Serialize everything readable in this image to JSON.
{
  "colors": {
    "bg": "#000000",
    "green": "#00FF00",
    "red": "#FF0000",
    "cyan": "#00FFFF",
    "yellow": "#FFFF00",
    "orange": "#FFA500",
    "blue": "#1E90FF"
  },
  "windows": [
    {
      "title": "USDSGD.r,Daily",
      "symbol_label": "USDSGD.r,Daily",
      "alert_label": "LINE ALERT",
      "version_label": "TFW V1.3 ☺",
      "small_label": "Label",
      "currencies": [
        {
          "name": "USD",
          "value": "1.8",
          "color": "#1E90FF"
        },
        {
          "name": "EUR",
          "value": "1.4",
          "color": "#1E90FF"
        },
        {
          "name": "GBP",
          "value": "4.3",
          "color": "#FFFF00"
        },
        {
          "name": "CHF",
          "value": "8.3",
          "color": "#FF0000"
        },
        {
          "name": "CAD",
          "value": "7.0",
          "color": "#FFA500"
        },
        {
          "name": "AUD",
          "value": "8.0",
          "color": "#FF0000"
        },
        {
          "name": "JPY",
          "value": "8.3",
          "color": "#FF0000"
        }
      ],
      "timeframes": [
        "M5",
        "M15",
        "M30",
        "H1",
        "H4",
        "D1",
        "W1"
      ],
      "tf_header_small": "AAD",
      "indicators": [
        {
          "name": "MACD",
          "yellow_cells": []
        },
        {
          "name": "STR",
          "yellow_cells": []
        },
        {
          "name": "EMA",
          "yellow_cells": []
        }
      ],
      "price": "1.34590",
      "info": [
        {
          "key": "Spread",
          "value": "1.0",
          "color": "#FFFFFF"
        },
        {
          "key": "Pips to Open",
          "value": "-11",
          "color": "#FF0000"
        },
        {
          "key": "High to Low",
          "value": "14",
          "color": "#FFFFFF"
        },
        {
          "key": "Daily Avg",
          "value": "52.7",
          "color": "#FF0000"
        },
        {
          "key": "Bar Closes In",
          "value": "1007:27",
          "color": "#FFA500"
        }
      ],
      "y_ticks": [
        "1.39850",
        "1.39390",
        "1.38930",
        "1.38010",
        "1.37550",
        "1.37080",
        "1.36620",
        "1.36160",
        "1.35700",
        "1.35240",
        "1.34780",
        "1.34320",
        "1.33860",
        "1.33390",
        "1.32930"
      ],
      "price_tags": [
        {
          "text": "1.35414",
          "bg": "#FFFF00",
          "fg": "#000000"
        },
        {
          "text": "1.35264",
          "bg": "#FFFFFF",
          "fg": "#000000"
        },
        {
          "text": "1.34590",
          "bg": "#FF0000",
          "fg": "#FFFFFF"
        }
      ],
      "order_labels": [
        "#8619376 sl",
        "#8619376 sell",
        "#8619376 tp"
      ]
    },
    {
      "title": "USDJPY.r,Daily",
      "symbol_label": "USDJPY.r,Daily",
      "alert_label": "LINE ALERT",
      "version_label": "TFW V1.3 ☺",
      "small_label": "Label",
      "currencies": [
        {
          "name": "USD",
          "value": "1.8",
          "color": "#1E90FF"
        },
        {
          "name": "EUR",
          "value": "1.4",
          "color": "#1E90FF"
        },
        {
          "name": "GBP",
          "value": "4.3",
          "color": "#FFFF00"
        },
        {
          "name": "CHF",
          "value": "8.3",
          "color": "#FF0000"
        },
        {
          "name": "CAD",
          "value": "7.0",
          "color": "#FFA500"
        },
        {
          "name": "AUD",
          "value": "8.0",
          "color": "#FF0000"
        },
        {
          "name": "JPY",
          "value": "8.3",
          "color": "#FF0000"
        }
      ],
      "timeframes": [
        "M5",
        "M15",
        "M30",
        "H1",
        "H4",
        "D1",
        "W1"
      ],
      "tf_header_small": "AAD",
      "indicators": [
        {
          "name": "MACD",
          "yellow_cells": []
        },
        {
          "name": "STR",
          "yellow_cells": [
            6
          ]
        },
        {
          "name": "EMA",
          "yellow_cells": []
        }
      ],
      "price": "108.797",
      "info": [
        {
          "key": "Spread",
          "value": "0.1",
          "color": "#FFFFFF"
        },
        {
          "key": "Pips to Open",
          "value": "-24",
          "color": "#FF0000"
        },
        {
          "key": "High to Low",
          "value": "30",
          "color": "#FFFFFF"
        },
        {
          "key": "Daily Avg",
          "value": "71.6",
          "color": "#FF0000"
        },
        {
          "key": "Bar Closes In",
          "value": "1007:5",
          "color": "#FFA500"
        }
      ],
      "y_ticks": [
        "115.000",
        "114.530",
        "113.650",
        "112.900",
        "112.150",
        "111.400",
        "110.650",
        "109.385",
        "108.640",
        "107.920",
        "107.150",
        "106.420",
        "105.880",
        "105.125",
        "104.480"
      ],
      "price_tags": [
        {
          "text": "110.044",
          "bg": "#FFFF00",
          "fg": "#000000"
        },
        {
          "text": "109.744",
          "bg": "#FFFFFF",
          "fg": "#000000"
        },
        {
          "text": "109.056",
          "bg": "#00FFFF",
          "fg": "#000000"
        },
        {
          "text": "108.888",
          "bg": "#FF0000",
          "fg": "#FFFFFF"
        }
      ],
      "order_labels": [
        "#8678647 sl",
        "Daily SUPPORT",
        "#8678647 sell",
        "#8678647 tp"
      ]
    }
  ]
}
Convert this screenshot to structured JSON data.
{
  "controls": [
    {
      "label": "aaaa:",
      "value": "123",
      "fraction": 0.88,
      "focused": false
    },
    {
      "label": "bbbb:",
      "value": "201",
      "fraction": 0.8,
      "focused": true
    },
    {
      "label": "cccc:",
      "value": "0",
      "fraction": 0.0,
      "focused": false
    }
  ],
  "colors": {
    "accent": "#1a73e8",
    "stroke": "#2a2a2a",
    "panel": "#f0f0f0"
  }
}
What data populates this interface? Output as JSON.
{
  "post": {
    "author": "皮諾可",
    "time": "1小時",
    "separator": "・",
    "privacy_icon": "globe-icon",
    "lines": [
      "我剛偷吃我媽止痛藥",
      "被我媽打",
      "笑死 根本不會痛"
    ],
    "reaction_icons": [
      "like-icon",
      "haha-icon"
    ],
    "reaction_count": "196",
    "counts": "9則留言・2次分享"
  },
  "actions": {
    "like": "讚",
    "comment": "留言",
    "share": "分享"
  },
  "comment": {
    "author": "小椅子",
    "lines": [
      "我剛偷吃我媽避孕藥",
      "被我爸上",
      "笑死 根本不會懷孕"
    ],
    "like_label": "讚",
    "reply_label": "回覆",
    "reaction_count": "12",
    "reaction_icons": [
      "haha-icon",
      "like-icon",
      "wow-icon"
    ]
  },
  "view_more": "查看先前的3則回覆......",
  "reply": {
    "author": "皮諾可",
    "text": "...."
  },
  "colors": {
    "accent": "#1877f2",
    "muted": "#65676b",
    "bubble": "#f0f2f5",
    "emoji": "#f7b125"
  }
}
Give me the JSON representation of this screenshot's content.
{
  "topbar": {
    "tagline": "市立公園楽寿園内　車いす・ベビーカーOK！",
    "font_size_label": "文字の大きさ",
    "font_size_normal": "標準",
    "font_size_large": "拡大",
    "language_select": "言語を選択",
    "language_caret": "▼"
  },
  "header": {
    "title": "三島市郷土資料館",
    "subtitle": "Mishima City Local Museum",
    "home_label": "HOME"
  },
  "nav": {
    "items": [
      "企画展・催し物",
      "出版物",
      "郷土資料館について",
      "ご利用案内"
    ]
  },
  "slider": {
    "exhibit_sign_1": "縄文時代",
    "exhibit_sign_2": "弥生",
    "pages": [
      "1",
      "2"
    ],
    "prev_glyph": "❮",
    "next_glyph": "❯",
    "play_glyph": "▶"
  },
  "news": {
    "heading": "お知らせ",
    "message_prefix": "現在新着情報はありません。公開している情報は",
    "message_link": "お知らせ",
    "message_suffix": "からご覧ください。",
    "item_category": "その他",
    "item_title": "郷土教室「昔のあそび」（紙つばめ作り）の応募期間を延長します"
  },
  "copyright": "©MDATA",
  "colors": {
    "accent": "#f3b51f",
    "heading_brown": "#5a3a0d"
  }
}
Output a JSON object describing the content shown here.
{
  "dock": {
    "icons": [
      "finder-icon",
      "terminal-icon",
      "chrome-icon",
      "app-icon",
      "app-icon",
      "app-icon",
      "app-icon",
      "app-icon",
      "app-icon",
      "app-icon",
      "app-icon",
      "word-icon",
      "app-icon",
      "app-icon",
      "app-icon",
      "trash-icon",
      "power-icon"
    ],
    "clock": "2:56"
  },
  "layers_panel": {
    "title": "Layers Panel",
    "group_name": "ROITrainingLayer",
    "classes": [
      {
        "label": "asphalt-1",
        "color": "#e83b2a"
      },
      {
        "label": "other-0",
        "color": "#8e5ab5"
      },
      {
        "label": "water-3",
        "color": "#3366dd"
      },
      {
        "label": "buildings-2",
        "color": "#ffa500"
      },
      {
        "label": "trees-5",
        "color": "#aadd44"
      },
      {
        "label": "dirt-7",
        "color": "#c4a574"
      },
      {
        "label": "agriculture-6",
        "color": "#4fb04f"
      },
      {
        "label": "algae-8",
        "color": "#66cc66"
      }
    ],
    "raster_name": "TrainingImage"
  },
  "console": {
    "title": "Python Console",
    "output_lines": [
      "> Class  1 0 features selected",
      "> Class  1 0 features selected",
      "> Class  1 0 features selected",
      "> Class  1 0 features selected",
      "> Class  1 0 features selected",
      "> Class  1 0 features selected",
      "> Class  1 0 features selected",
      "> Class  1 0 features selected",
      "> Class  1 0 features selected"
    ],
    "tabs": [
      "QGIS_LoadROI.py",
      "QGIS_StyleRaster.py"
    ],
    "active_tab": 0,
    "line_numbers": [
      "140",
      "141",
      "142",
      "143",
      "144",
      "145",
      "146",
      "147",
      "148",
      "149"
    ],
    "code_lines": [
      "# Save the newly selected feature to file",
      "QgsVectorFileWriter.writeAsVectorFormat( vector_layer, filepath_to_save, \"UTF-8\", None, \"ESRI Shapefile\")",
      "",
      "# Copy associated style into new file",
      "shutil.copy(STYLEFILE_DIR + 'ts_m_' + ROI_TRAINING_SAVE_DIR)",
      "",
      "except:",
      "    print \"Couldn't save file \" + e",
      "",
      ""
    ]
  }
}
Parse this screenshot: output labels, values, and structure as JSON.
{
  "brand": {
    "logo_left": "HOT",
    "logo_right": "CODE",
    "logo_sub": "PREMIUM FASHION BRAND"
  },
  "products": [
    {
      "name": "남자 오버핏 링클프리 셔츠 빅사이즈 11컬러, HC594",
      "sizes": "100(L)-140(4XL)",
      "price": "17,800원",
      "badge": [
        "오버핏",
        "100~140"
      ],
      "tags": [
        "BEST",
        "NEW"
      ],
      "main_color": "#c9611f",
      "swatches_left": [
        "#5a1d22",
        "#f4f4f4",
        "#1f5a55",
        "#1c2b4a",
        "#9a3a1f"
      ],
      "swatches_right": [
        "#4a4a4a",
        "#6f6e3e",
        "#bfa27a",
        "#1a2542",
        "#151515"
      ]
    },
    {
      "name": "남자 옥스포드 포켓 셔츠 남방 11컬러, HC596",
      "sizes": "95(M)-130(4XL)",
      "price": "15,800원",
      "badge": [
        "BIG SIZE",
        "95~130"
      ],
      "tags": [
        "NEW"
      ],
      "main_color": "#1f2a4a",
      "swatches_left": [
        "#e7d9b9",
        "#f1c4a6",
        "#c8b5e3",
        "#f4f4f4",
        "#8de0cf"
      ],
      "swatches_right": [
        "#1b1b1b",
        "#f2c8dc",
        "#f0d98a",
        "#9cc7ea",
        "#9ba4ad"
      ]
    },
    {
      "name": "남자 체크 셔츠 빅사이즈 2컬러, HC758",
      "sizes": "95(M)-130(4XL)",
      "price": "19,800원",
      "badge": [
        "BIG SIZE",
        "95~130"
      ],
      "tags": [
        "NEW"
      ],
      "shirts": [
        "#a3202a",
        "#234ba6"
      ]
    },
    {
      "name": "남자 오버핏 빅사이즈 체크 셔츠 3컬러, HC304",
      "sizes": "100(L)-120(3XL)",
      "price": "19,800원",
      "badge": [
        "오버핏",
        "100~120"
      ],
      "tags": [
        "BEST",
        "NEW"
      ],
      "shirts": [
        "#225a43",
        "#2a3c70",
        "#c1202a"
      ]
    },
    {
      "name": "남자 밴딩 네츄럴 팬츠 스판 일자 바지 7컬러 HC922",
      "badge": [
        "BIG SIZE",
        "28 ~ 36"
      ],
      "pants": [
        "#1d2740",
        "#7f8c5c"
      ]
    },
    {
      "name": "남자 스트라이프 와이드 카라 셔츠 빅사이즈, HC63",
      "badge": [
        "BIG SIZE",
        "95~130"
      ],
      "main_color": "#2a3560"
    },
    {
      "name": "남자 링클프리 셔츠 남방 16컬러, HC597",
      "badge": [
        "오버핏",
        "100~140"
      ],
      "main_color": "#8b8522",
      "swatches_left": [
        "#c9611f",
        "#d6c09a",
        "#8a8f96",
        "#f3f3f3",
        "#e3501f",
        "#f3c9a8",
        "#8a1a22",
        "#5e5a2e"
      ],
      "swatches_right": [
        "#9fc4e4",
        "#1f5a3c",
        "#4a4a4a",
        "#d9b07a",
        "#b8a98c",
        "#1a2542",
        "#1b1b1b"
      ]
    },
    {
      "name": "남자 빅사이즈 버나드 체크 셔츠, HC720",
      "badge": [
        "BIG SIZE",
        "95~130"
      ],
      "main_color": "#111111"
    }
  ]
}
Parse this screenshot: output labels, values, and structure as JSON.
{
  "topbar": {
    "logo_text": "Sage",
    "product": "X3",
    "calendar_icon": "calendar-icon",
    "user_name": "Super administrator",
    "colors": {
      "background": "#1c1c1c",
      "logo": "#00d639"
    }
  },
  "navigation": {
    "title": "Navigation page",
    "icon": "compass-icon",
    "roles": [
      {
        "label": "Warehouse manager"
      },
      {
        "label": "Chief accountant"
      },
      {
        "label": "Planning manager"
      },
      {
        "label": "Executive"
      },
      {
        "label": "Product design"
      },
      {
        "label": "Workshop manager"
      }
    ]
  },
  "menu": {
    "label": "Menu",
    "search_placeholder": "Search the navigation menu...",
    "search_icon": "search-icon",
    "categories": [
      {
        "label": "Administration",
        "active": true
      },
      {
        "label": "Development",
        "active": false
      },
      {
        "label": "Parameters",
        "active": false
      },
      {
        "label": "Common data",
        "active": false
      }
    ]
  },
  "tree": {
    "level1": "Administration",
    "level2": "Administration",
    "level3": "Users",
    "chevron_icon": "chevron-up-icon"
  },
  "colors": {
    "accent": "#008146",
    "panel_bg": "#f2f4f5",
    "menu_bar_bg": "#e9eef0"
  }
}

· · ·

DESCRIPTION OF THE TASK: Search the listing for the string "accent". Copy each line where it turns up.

RESPONSE:
    "accent": "#1a73e8",
    "accent": "#1877f2",
    "accent": "#f3b51f",
    "accent": "#008146",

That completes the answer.